What you should do | Looking through the records below, please work out how many lines contain "Shift". Give only that number.

Excerpts from an interface dataset
________________________
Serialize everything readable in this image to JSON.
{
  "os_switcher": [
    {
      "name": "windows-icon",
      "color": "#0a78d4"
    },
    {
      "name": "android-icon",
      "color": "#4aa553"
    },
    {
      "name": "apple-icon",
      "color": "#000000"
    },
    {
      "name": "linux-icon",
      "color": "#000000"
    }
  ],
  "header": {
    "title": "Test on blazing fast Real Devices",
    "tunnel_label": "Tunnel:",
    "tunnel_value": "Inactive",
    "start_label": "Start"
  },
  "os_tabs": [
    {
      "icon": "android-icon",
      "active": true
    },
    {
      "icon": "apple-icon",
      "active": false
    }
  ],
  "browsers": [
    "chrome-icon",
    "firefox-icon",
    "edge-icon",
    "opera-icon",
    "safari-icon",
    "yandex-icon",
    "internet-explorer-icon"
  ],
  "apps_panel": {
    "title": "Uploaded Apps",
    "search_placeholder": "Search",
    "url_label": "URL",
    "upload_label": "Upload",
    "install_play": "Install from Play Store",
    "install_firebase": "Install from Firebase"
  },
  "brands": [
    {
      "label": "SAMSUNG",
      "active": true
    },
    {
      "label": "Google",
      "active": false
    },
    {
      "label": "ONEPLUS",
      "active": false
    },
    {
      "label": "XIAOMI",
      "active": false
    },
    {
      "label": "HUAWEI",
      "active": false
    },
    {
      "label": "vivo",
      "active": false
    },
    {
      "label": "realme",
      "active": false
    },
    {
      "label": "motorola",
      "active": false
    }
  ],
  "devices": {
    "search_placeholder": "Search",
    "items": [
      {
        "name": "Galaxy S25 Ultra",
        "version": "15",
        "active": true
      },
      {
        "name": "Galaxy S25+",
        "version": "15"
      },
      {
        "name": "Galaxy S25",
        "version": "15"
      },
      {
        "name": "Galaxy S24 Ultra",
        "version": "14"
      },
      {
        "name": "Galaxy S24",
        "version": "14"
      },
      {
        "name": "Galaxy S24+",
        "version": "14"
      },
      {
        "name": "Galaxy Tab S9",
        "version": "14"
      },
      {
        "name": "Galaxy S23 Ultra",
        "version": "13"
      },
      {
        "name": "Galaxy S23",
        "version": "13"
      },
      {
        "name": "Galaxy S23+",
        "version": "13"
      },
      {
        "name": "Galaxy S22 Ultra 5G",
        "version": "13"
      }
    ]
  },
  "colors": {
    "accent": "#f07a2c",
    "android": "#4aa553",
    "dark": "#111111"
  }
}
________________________
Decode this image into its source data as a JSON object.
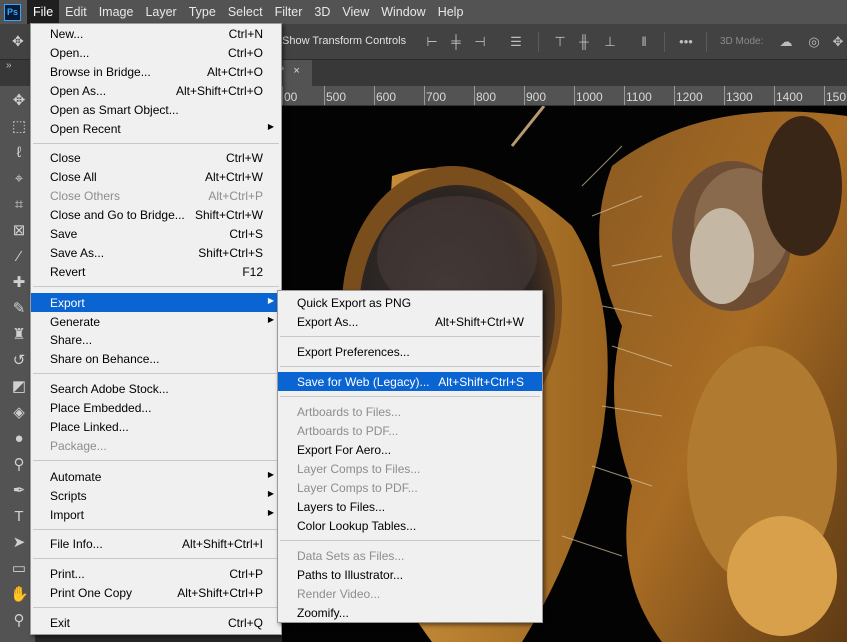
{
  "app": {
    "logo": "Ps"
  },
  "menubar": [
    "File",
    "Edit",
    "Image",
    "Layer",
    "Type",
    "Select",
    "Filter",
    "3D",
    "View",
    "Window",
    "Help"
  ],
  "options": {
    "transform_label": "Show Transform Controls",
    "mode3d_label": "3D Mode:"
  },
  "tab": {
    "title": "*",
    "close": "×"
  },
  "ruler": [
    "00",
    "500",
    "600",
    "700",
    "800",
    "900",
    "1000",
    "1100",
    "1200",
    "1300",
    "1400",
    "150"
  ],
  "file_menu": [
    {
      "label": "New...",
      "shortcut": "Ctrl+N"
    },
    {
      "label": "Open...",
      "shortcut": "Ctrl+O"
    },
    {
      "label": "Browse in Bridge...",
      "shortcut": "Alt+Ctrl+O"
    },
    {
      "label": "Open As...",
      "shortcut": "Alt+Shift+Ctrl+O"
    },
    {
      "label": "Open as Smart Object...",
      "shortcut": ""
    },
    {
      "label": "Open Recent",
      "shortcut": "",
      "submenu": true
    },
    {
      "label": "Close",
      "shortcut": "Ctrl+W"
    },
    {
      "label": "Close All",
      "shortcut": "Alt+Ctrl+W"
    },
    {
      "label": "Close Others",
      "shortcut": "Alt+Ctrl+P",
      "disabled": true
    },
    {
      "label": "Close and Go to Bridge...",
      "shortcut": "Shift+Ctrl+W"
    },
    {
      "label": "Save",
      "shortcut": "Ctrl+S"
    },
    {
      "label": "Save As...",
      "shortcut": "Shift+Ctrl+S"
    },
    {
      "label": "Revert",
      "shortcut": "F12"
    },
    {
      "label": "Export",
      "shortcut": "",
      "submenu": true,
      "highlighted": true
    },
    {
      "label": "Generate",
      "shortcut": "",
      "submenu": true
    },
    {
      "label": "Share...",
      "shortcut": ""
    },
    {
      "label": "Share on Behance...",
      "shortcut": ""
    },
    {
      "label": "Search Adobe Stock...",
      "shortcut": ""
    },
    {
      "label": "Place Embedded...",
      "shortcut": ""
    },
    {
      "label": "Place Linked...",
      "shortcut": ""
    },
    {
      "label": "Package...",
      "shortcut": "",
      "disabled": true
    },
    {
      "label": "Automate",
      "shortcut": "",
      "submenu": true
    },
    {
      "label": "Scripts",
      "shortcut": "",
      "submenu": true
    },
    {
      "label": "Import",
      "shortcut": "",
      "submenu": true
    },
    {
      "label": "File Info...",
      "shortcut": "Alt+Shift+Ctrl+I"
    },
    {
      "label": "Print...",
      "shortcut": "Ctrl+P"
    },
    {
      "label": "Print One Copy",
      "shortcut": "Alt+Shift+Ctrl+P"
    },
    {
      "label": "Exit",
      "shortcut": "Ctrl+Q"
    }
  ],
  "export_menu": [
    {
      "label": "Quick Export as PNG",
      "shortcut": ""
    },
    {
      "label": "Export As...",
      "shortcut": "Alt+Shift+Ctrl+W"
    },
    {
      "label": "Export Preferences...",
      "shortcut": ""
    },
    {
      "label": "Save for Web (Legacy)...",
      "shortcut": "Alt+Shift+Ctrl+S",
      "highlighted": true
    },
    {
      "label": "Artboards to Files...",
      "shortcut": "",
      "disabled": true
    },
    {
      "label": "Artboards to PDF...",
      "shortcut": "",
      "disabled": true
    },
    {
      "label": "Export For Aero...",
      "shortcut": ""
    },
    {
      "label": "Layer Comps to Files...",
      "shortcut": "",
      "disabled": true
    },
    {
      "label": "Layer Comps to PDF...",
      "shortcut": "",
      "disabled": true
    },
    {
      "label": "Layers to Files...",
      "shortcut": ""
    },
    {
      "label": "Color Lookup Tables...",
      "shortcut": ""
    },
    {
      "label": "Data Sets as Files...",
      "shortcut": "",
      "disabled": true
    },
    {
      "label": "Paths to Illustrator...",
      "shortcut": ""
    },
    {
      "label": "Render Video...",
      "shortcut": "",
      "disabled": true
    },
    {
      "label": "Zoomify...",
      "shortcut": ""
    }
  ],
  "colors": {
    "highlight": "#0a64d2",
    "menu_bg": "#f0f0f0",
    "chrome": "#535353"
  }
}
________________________
Reply to the exercise | 7